◆ **PROBLEM TO SOLVE**
Look through the material that follows and show every line with the string "selected".

◆ **EXERCISE DATA**

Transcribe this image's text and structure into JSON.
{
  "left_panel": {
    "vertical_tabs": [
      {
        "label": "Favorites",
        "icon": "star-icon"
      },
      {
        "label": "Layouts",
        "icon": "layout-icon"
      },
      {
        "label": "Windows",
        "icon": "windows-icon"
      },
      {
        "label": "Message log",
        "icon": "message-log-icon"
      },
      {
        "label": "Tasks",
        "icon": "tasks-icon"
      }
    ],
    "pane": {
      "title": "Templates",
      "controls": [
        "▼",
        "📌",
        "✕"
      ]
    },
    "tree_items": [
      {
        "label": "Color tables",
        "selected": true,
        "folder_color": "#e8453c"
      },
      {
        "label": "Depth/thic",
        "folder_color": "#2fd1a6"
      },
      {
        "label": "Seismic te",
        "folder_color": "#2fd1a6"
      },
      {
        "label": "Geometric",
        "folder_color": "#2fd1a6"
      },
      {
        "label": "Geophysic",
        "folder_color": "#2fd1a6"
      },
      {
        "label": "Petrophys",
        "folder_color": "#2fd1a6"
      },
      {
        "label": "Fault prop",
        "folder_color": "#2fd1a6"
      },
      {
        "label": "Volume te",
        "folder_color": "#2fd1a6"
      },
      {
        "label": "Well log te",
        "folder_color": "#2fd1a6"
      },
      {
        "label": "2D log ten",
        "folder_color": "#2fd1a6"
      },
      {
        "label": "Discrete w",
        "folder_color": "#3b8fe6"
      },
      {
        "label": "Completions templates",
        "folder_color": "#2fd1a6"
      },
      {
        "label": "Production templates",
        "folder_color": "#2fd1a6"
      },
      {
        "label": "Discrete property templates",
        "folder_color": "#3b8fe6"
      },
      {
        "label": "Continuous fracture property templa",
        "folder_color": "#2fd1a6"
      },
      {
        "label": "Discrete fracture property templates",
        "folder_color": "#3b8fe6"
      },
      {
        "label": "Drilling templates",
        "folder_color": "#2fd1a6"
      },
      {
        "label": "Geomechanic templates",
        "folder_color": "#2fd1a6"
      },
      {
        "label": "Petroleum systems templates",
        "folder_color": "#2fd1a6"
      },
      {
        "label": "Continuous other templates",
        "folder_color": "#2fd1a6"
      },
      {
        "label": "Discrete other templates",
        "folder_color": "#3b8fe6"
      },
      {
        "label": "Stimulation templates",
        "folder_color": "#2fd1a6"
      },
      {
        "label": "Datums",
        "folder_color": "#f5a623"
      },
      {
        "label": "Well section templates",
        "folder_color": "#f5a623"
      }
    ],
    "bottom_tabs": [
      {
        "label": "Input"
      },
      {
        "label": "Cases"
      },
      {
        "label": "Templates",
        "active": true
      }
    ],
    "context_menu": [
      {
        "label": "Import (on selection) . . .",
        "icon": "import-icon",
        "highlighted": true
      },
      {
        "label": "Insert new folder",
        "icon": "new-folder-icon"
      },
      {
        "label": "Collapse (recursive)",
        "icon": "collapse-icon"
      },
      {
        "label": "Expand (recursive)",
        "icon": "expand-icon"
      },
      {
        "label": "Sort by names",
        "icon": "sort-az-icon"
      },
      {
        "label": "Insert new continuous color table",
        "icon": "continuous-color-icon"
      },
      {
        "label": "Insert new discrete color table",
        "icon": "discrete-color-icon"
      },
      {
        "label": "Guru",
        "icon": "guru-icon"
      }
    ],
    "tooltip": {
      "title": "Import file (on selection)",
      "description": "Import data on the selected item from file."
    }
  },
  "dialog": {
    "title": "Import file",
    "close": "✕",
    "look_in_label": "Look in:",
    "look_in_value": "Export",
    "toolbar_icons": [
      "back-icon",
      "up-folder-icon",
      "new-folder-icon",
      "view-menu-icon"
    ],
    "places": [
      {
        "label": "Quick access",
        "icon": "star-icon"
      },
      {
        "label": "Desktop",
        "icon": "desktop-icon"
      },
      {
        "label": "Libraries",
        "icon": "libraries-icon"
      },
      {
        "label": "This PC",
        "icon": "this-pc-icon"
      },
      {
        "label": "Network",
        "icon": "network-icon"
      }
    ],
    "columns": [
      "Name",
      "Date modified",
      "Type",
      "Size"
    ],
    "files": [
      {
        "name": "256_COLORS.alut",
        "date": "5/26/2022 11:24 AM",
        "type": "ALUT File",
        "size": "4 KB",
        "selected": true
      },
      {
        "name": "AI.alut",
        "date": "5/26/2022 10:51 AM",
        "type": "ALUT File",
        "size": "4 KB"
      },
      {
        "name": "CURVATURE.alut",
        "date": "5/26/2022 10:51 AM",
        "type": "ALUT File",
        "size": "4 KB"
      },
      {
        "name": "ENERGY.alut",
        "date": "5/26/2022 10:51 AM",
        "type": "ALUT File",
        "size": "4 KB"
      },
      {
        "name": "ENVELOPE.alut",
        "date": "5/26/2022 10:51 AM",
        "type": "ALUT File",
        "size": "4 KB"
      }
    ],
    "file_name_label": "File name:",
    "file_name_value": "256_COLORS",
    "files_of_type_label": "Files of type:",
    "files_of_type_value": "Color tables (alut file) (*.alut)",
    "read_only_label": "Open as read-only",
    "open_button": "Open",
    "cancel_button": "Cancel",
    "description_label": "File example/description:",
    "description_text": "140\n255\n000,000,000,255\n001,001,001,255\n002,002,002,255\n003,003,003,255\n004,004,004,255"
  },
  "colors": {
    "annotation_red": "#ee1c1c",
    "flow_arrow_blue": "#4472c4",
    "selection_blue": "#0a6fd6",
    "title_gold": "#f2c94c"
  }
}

◆ **SOLUTION BELOW**
        "selected": true,
      "description": "Import data on the selected item from file."
        "selected": true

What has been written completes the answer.